The maximum number of parking spaces allowed for restaurant parking in Bloomington will remain, for at least a while, at 10 per 1,000 square feet of gross floor area.
That’s one main result from the Bloomington plan commission’s Tuesday morning special meeting.
The other outcome from the meeting was that stadiums, if any new private facilities get built, will have a limit of 1 parking space for every 8 seats. That’s instead of the 1 space for every 4 seats that had originally been recommended by the plan commission three months ago.
Those outcomes reflected the amendments that Bloomington’s city council made to the plan commission’s recommended ordinance, when the council took action at its June 21 meeting.
The plan commission’s original recommendation, which it made on April 10, had been to increase the restaurant parking from 10 spaces to 15 spaces per 1,000 square feet of gross floor area.
At Tuesday’s meeting, the plan commission voted 5–0 to approve the ordinance, as amended by the city council. Four plan commissioners were absent.
When changes to zoning code are made, the city council does eventually have the final word—but under state law, the plan commission gets a chance to make the council speak its final word again.
Any amendment made by the city council to a zoning ordinance has to go back to the plan commission for its stamp of approval. If the plan commission disapproves of the amended ordinance, the matter goes back to the city council, which has a second chance to either affirm its original amendments or to accept the recommendation of the plan commission.
For the most part, Ordinance 23-10 had found favor with the city council. About 70 different land uses that are listed out in the UDO did not have any limits on the number of parking spaces.
The ordinance added limits to those land uses—which is consistent with the city’s comprehensive plan and the general sentiment shared by some council members that the UDO should permit as little parking as possible, while still allowing a specific land use to be viable.
Among the land uses that got limits added by Ordinance 23-10 were group care homes, cemeteries, police stations, schools, kennels, and transportation terminals, among others.
The ordinance could have a potential impact on the planned Monroe Convention Center expansion. Struck from the UDO was the “no limit” clause for structured convention center parking, which makes convention center parking generally subject to the limit of 2 spaces per 1,000 sq. ft. of gross floor area.

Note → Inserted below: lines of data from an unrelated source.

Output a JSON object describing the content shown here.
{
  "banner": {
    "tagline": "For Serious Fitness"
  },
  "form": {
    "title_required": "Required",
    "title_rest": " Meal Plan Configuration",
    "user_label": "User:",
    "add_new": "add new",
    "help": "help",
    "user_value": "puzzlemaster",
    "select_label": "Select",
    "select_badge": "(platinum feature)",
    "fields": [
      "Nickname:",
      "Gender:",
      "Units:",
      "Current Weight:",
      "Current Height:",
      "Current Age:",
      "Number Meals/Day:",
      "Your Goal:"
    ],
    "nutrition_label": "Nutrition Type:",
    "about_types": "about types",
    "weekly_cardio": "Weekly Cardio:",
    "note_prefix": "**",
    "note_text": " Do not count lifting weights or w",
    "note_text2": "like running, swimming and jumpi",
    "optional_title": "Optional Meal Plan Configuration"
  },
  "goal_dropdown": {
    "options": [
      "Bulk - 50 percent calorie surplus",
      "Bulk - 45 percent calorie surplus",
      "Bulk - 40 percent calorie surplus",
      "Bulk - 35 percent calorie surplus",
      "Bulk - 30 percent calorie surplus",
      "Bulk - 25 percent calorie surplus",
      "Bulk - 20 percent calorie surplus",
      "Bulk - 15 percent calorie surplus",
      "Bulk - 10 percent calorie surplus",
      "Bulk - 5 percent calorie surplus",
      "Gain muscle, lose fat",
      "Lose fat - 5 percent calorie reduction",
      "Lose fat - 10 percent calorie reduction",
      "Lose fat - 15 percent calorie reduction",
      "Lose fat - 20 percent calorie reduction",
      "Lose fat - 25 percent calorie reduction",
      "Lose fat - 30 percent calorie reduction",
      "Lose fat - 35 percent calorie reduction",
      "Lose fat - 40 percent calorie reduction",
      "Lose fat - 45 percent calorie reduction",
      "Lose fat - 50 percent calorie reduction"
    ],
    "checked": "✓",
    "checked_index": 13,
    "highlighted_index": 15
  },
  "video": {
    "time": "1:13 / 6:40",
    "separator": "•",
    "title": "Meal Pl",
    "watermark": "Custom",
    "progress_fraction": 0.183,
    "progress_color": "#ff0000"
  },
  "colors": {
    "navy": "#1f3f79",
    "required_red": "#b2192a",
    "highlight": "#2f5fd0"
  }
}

Going the opposite direction was the increase to the number of restaurant parking spaces that are allowed.
So the city council adopted the ordinance at its June 21 meeting, but with two amendments. One amendment that cut in half the number of stadium parking spaces that are allowed. The other amendment restored restaurant parking limits to the 10 spaces per 1,000 sq. ft. of gross floor area that are currently in the UDO.
Planning staff and the plan commission had recommended the increase in the restaurant parking limit, based on some restaurants that had wanted more parking spaces than are allowed, and had gone in front of the board of zoning appeals (BZA) to get a variance.
The idea was that by putting the extra five parking spaces in the zoning code, the process could be streamlined for people who are trying to launch a new restaurant.
At Tuesday morning’s meeting, plan commissioner Chris Cockerham noted that going in front of the BZA meant a delayed timeline, which would add to costs.
With only five plan commissioners present on Tuesday, that meant any decision to approve the council’s ordinance as amended, or to disapprove of it, would have to be unanimous. That’s because in order to take any action, the plan commission has to have a majority of its members—that is, at least five—vote in favor of a motion, no matter how many are present at a meeting.
Based on plan commissioner deliberations, it became apparent that a motion to disapprove the amended ordinance would not have a majority.
Commissioners were inclined to let the planning staff work on addressing the city council’s concerns about a lack of nuance in the 15-space restaurant parking limit, and to add that to next year’s routine package of UDO amendments, which the planning department is trying to assemble every spring.
If the plan commission is not able to achieve a majority on any action to respond to the city council’s amendments, then under state law, after sitting 45 days with no action, the city council’s action stands.
Recognizing that voting against the motion to approve the ordinance as amended would just delay the enactment of the ordinance, Cockerham voted yes, and that made the tally 5–0, given the plan commission the majority it needed. There is now no need to let the 45-day clock run out.
The special session was called when the item was inadvertently left off the plan commission’s previous meeting agenda. Waiting until the plan commission’s next regular meeting in August would have stretched past the 45-day statutory window for action, after the city council made its amendments.
On Tuesday, the planning staff’s presentation was made by development services manager Jackie Scanlan, who told plan commissioners that the city council’s amendments were “reasonable.” Planning and transportation director Scott Robinson was also on hand. Providing some commentary on the procedural issues as city council administrator/attorney Stephen Lucas.